3. Have high expectations, not high hopes.
- Ok, what’s the difference? I have many times had the conversation with teachers and leaders who aren’t getting what they want or expect from students or adults. I always ask, ‘what are your expectations?’ Usually people say they have high expectations, and that’s fine, provided they are willing to hold people to those expectations. I am a true believer of the ‘rise and fall principle’. By that, I mean, people will rise or fall to the level of expectation you are willing to hold them to. If you say your expectations are high but lower the bar on what you accept, truth is all you have are high hopes.

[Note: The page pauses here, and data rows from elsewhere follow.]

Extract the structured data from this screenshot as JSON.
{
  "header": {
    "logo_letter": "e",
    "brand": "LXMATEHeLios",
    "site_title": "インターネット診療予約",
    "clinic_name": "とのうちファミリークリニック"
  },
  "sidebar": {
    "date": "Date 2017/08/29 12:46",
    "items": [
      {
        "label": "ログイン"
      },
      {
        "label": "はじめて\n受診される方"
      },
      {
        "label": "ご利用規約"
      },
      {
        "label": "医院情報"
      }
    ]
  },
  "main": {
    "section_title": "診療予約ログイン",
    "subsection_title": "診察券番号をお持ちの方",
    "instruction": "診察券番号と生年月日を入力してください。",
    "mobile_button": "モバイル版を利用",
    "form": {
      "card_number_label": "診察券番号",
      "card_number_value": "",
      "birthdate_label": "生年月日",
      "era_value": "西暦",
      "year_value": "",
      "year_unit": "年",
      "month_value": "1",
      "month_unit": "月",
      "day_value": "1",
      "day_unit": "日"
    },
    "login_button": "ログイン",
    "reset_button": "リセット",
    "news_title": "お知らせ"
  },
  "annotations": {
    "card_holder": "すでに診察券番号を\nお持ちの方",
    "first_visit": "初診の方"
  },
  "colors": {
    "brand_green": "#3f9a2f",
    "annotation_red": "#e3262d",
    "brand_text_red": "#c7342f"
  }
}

4. Hold yourself to the highest standard.
- You cannot expect one thing of people then behave a different way, in any setting. Never forget, as leaders we are always on stage. There exists a gap in leadership knowledge. Many of our leaders fall down when it comes to the litmus test of the double standard. Great leaders know they cannot separate themselves from those they lead when it comes to meeting the standard. Mike Tomlin, the Pittsburgh Steelers head coach, famously says ‘The standard is the standard’, meaning no matter who and no matter their role, all are held to the same standard. As a leader, if we don’t hold ourselves to the standard, or hold differing standards for different employees (this will get you accused of playing favorites in a blink), we are sunk.
5. No complaining…well, yeah, no complaining.
- One of the best books I’ve ever read, The No Complaining Rule by Jon Gordon, outlines a strong plan for ensuring complaining can be productive and not a negative activity. Essentially, complaining will not be acceptable except under certain conditions. First, you have to complain to someone who can actually help you solve the problem. Second, bring a solution to the problem. Third, be open to problem solving. Its that simple. I have used this in the past, to which I got some complaining from my #1 Barbie Bummer. What she didn’t realize at the time was that it was her circle of influence who asked me to do something about the endless whining and bitching. She complained to her group about the ‘no complaining rule’ and they finally had enough of her. Do all you can to shut down complaining, because it spreads like wildfire.